Anything by Douglas Adams or Neil Gaiman but that's pretty much expected. More violent than either of them but certainly of their ilk.
John Lee was perfect. His range of characters was impressive and his voice was incredible.
No spoilers here but there is a bit about Star Trek matter transportation technology that was quite poignant.
Better source material, as many others have pointed out, the story itself is a total rambling mess, and I was often confused as to what was going on and why, and could have done with a harsher editor. The over the top prose style and vocabulary began to get on my nerves too. The characters were poorly written, and felt very flimsy.
Probably not, I thought "City and the City" was overrated, a reasonable noir with an interesting premise, but certainly not worthy of the fawning and the reviews, I also got quite bored with "The scar", again a nice idea but the story plodded along and again I felt largely disinterested in all the characters.
Nothing in particular, he did a reasonable job with difficult material.
Where to start, there's so many, all of the them are badly written. I found it difficult to care about the main character, his side kick or any of their protagonists.
Avoid this audiobook, perhaps even this author.
I love to read, but I am time-limited. Audible allows me to keep up with all my favorite authors while on the hiking trail. Thanks, Audible!
Let me start by saying I am a fan of China Mieville's work. I am also a huge fan of all organisms in the Mollusca phylum especially cuttlefish. So, I really wanted to like this book. While there were parts of it that were really inventive, novel, and funny, this book relies heavily on the Star Trek model of scifi. The reliance doesn't leave the reader with a feeling of knitting weird fiction together with contemporary literary reality which would have resulted in a more practical feel to the tome. It leaves the reader with a feeling of a lazy imagination. It is definitely not Mieville's best work, and I wouldn't suggest it as an introduction to his work. The narration is excellent.

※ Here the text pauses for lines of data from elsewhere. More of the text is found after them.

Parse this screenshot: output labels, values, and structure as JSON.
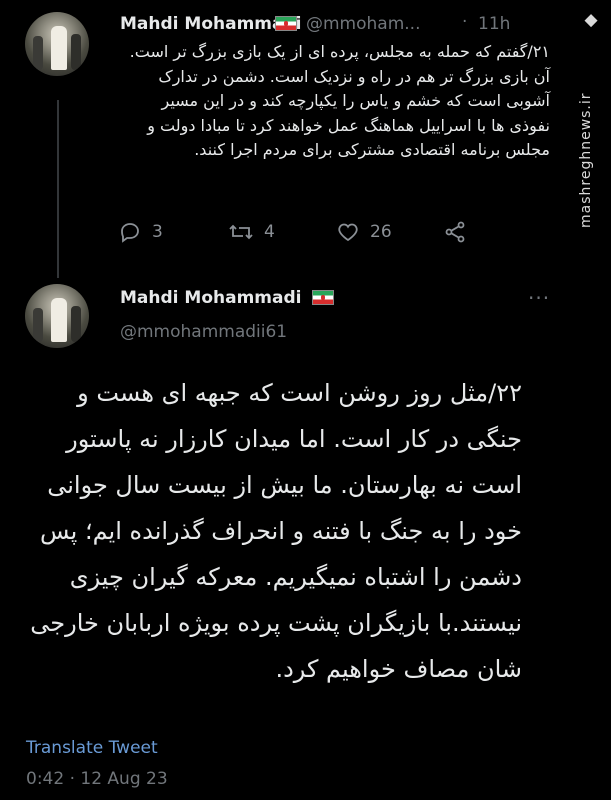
{
  "tweet1": {
    "author_name": "Mahdi Mohammadi",
    "handle": "@mmoham...",
    "time": "11h",
    "text": "۲۱/گفتم که حمله به مجلس، پرده ای از یک بازی بزرگ تر است. آن بازی بزرگ تر هم در راه و نزدیک است. دشمن در تدارک آشوبی است که خشم و یاس را یکپارچه کند و در این مسیر نفوذی ها با اسراییل هماهنگ عمل خواهند کرد تا مبادا دولت و مجلس برنامه اقتصادی مشترکی برای مردم اجرا کنند.",
    "reply_count": "3",
    "retweet_count": "4",
    "like_count": "26",
    "more_label": "···"
  },
  "tweet2": {
    "author_name": "Mahdi Mohammadi",
    "handle": "@mmohammadii61",
    "text": "۲۲/مثل روز روشن است که جبهه ای هست و جنگی در کار است. اما میدان کارزار نه پاستور است نه بهارستان. ما بیش از بیست سال جوانی خود را به جنگ با فتنه و انحراف گذرانده ایم؛ پس دشمن را اشتباه نمیگیریم. معرکه گیران چیزی نیستند.با بازیگران پشت پرده بویژه اربابان خارجی شان مصاف خواهیم کرد.",
    "translate_label": "Translate Tweet",
    "timestamp": "0:42 · 12 Aug 23",
    "more_label": "···"
  },
  "watermark": {
    "logo_text": "مشرق",
    "url": "mashreghnews.ir"
  },
  "icons": {
    "reply": "reply-icon",
    "retweet": "retweet-icon",
    "like": "heart-icon",
    "share": "share-icon",
    "flag": "iran-flag-icon",
    "more": "more-icon"
  }
}
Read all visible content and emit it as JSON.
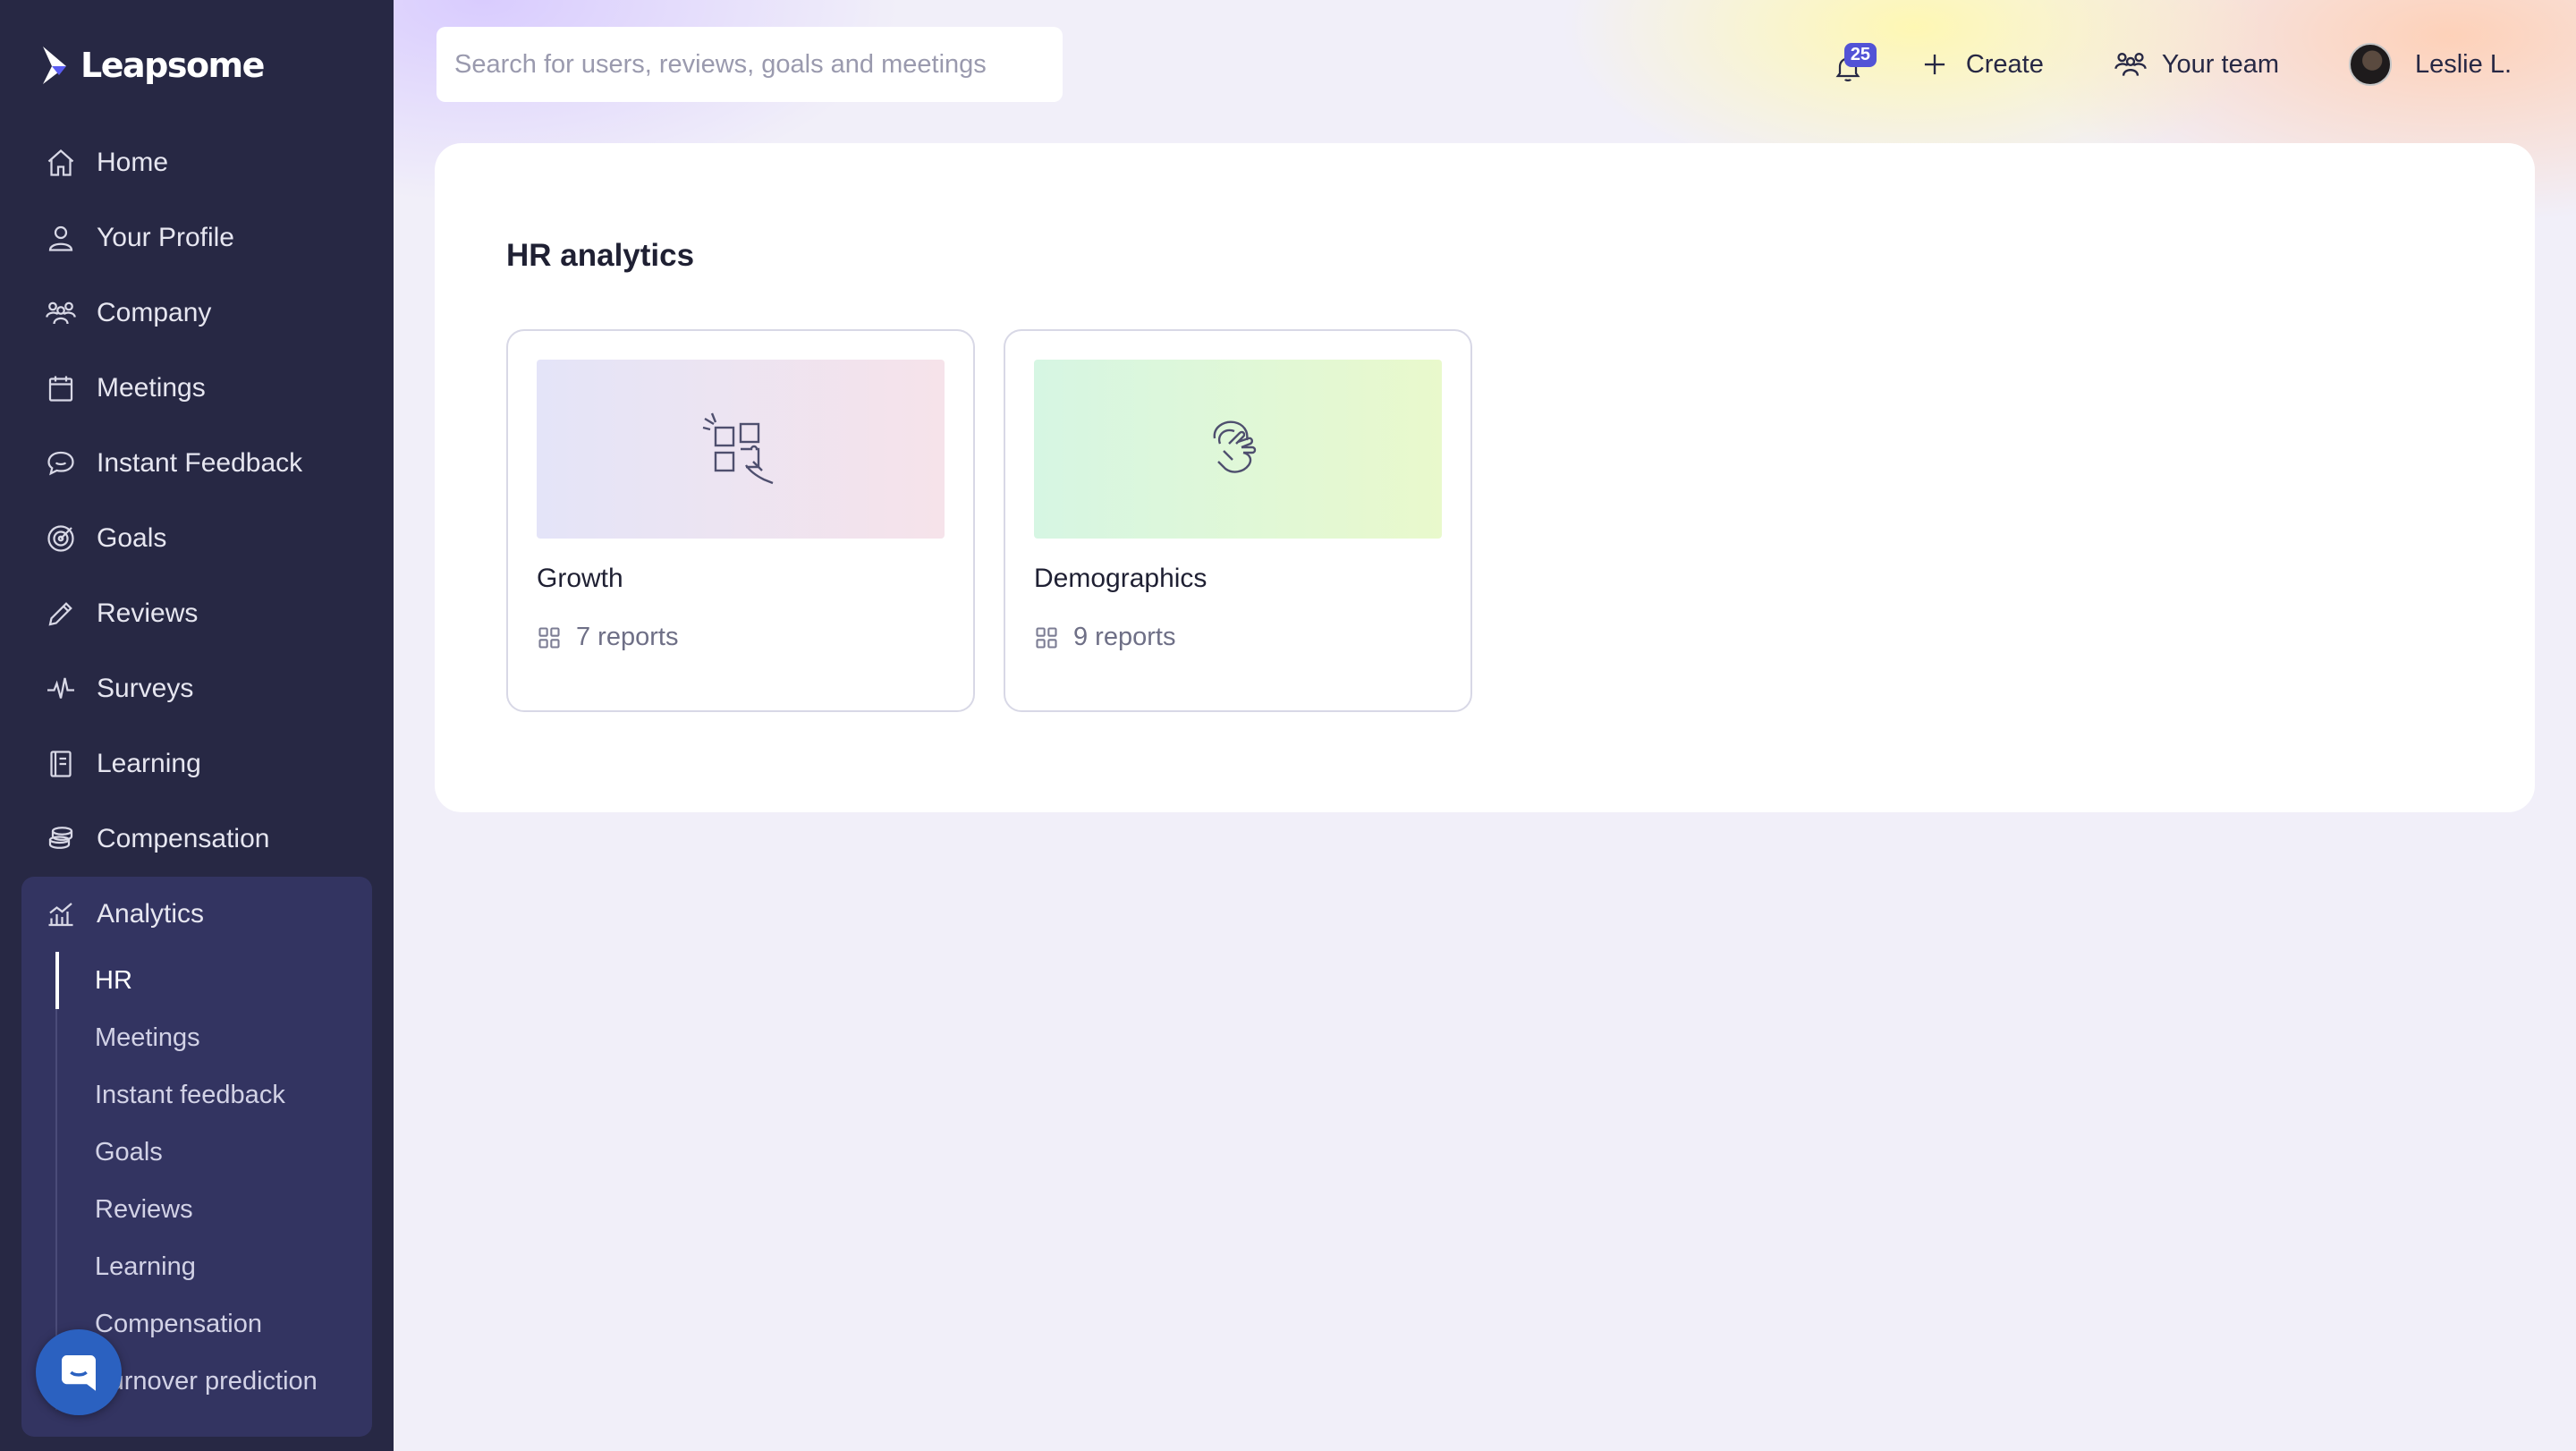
{
  "brand": {
    "name": "Leapsome"
  },
  "sidebar": {
    "items": [
      {
        "label": "Home",
        "icon": "home-icon"
      },
      {
        "label": "Your Profile",
        "icon": "user-icon"
      },
      {
        "label": "Company",
        "icon": "company-icon"
      },
      {
        "label": "Meetings",
        "icon": "calendar-icon"
      },
      {
        "label": "Instant Feedback",
        "icon": "chat-bubble-icon"
      },
      {
        "label": "Goals",
        "icon": "target-icon"
      },
      {
        "label": "Reviews",
        "icon": "pencil-icon"
      },
      {
        "label": "Surveys",
        "icon": "pulse-icon"
      },
      {
        "label": "Learning",
        "icon": "book-icon"
      },
      {
        "label": "Compensation",
        "icon": "coins-icon"
      }
    ],
    "analytics": {
      "label": "Analytics",
      "icon": "analytics-chart-icon",
      "subitems": [
        {
          "label": "HR",
          "active": true
        },
        {
          "label": "Meetings"
        },
        {
          "label": "Instant feedback"
        },
        {
          "label": "Goals"
        },
        {
          "label": "Reviews"
        },
        {
          "label": "Learning"
        },
        {
          "label": "Compensation"
        },
        {
          "label": "Turnover prediction"
        }
      ]
    }
  },
  "header": {
    "search_placeholder": "Search for users, reviews, goals and meetings",
    "notifications_count": "25",
    "create_label": "Create",
    "team_label": "Your team",
    "user_name": "Leslie L."
  },
  "main": {
    "title": "HR analytics",
    "tiles": [
      {
        "name": "Growth",
        "reports": "7 reports",
        "icon": "puzzle-hand-icon"
      },
      {
        "name": "Demographics",
        "reports": "9 reports",
        "icon": "hands-icon"
      }
    ]
  },
  "colors": {
    "sidebar_bg": "#272844",
    "sidebar_group_bg": "#333461",
    "badge": "#5253d6",
    "chat_fab": "#2b61c0"
  }
}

Unique mystery thriller.
Goss and Subby, Subby and Goss. Two or maybe just one - it all depends on how you look at it - memorable character(s) in the book. The first time you meet them - it is memorable.
That Goss has a real flare about him.
Battle with the sea. Mieville really makes you work to grasp the sea as a being.
A good listen but I am easy to please.
Though I'm excited to see Mieville's launch away from the world he created in Perdido Street Station, I found this one to be pretty mundane.
I thought this was a science fiction book but it turns out to be a fantasy book. It is so long I almost quit listening several times. The author went on tangent after tangent of unneeded descriptions writen just to make the story longer. I am very sorry I wasted my time on this book. I would not read anything else by this author. The Narrator was fine but he didn't have much to work with since the novel was so poorly done.
Immigration lawyer in Kansas City. I like Character driven dramas, fantasy (monsters, magic and witches oh my!) and coming of age stories. Favs include: The Book Thief, The Game of Throne series, Harry Potter Series, Dresden Files, Nightside series, anything by Neil Gaimen, 100 Years of Solitude.
I really liked this book and the idea behind it. I was intrigued by the religious overtones and I really liked the characters. One of the other reviews I read said it was funny, which I did not think it was, but none the less the story really held my interest. It was a bit confusing towards the end but all in all I enjoyed the listen.
Report Inappropriate Content